IRS contacting small businesses about health care tax credit

The Internal Revenue Service this week began mailing postcards to more than 4 million small businesses and tax-exempt organizations to make them aware of the benefits of the recently-enacted small business health care tax credit.

Included in the Patient Protection and Affordable Care Act approved by Congress last month and signed into law by President Obama, the credit is one of the first health care reform provisions to go into effect. The credit, which takes effect this year, is designed to encourage small employers to offer health insurance coverage for the first time or maintain coverage they already have.

“We want to make sure small employers across the nation realize that — effective this tax year — they may be eligible for a valuable new tax credit. Our postcard mailing — which is targeted at small employers — is intended to get the attention of small employers and encourage them to find out more," IRS Commissioner Doug Shulman said. “We urge every small employer to take advantage of this credit if they qualify.”

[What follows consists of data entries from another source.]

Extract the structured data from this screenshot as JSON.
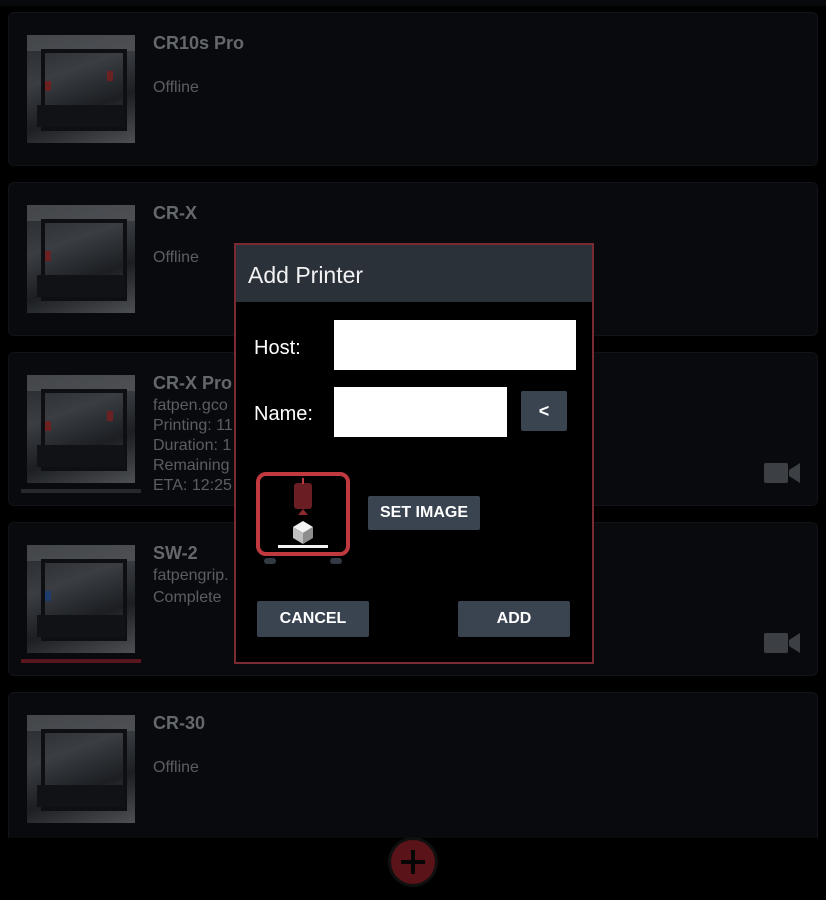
{
  "printers": [
    {
      "name": "CR10s Pro",
      "lines": [
        "Offline"
      ]
    },
    {
      "name": "CR-X",
      "lines": [
        "Offline"
      ]
    },
    {
      "name": "CR-X Pro",
      "lines": [
        "fatpen.gco",
        "Printing: 11",
        "Duration: 1",
        "Remaining",
        "ETA: 12:25"
      ]
    },
    {
      "name": "SW-2",
      "lines": [
        "fatpengrip.",
        "Complete"
      ]
    },
    {
      "name": "CR-30",
      "lines": [
        "Offline"
      ]
    }
  ],
  "dialog": {
    "title": "Add Printer",
    "host_label": "Host:",
    "host_value": "",
    "name_label": "Name:",
    "name_value": "",
    "back_label": "<",
    "set_image_label": "SET IMAGE",
    "cancel_label": "CANCEL",
    "add_label": "ADD"
  },
  "colors": {
    "accent": "#8b1e26",
    "dialog_border": "#7a2a33",
    "header": "#2a3139",
    "button": "#3a4350"
  }
}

In general, the Small Business Health Care Tax Credit is available to small employers that pay at least half the cost of single coverage for their employees in 2010. The credit is specifically targeted to help small businesses and tax-exempt organizations that primarily employ low- and moderate-income workers.

For tax years 2010 to 2013, the maximum credit is 35 percent of premiums paid by eligible small business employers and 25 percent of premiums paid by eligible employers that are tax-exempt organizations. The maximum credit goes to smaller employers — those with 10 or fewer full-time equivalent (FTE) employees — paying annual average wages of $25,000 or less. Because the eligibility rules are based in part on the number of FTEs, not the number of employees, businesses that use part-time help may qualify even if they employ more than 25 individuals. The credit is completely phased out for employers that have 25 FTEs or more or that pay average wages of $50,000 per year or more.

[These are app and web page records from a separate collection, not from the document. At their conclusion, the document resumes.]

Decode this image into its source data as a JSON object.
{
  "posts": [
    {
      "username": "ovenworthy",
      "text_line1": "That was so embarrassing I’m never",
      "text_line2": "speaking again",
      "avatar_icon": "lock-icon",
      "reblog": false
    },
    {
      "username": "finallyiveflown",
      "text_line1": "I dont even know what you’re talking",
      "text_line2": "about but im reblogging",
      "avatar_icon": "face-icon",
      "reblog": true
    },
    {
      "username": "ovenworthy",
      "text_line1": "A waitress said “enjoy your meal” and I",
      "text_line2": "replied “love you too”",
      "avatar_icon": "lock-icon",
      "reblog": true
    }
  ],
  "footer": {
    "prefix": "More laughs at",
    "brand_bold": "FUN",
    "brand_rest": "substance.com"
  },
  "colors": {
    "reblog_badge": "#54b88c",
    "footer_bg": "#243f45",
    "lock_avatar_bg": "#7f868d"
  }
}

Eligible small businesses can claim the credit as part of the general business credit starting with the 2010 income tax return they file in 2011. For tax-exempt organizations, the IRS will provide further information on how to claim the credit.

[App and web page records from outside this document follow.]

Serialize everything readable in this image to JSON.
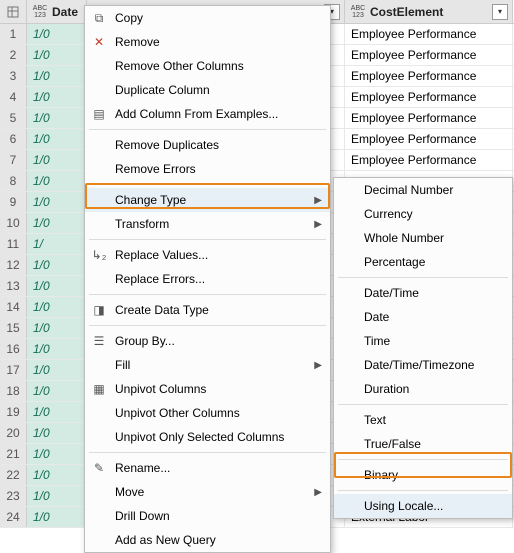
{
  "columns": {
    "date": "Date",
    "cost": "CostElement"
  },
  "rows": [
    {
      "n": 1,
      "d": "1/0",
      "c": "Employee Performance"
    },
    {
      "n": 2,
      "d": "1/0",
      "c": "Employee Performance"
    },
    {
      "n": 3,
      "d": "1/0",
      "c": "Employee Performance"
    },
    {
      "n": 4,
      "d": "1/0",
      "c": "Employee Performance"
    },
    {
      "n": 5,
      "d": "1/0",
      "c": "Employee Performance"
    },
    {
      "n": 6,
      "d": "1/0",
      "c": "Employee Performance"
    },
    {
      "n": 7,
      "d": "1/0",
      "c": "Employee Performance"
    },
    {
      "n": 8,
      "d": "1/0",
      "c": ""
    },
    {
      "n": 9,
      "d": "1/0",
      "c": ""
    },
    {
      "n": 10,
      "d": "1/0",
      "c": ""
    },
    {
      "n": 11,
      "d": "1/",
      "c": ""
    },
    {
      "n": 12,
      "d": "1/0",
      "c": ""
    },
    {
      "n": 13,
      "d": "1/0",
      "c": ""
    },
    {
      "n": 14,
      "d": "1/0",
      "c": ""
    },
    {
      "n": 15,
      "d": "1/0",
      "c": ""
    },
    {
      "n": 16,
      "d": "1/0",
      "c": ""
    },
    {
      "n": 17,
      "d": "1/0",
      "c": ""
    },
    {
      "n": 18,
      "d": "1/0",
      "c": ""
    },
    {
      "n": 19,
      "d": "1/0",
      "c": ""
    },
    {
      "n": 20,
      "d": "1/0",
      "c": ""
    },
    {
      "n": 21,
      "d": "1/0",
      "c": ""
    },
    {
      "n": 22,
      "d": "1/0",
      "c": ""
    },
    {
      "n": 23,
      "d": "1/0",
      "c": ""
    },
    {
      "n": 24,
      "d": "1/0",
      "c": "External Labor"
    }
  ],
  "menu1": {
    "copy": "Copy",
    "remove": "Remove",
    "removeOther": "Remove Other Columns",
    "duplicate": "Duplicate Column",
    "addFromEx": "Add Column From Examples...",
    "removeDup": "Remove Duplicates",
    "removeErr": "Remove Errors",
    "changeType": "Change Type",
    "transform": "Transform",
    "replaceVal": "Replace Values...",
    "replaceErr": "Replace Errors...",
    "createDT": "Create Data Type",
    "groupBy": "Group By...",
    "fill": "Fill",
    "unpivot": "Unpivot Columns",
    "unpivotOther": "Unpivot Other Columns",
    "unpivotSel": "Unpivot Only Selected Columns",
    "rename": "Rename...",
    "move": "Move",
    "drillDown": "Drill Down",
    "addNewQuery": "Add as New Query"
  },
  "menu2": {
    "decimal": "Decimal Number",
    "currency": "Currency",
    "whole": "Whole Number",
    "percentage": "Percentage",
    "datetime": "Date/Time",
    "date": "Date",
    "time": "Time",
    "dttz": "Date/Time/Timezone",
    "duration": "Duration",
    "text": "Text",
    "truefalse": "True/False",
    "binary": "Binary",
    "locale": "Using Locale..."
  }
}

You may like these other stories...

There it stands, your client's 100-year-old, rickety, vermin-infested barn or former hotel or whatever the darn thing once was. And she's considering what to do with it. There are two words that can help her decide...
It's not a reality—yet—but accounting software is poised to eliminate accountants. We are at a tipping point for many similar professions: online education replacing professors, legal software replacing...
Did you know that the tax code allows you to claim tax deductions for household damage caused by thefts, vandalism, fires, floods, hurricanes, and others kinds of casualties? But the law imposes several restrictions.Relief...

Upcoming CPE Webinars

Jul 31
In this session Excel expert David Ringstrom helps beginners get up to speed in Microsoft Excel. However, even experienced Excel users will learn some new tricks, particularly when David discusses under-utilized aspects of Excel.
Aug 5
This webcast will focus on accounting and disclosure policies for various types of consolidations and business combinations.
Aug 20
In this session we'll review best practices for how to generate interest in your firm’s services.
Aug 21
Meet budgets and client expectations using project management skills geared toward the unique challenges faced by CPAs. Kristen Rampe will share how knowing the keys to structuring and executing a successful project can make the difference between success and repeated failures.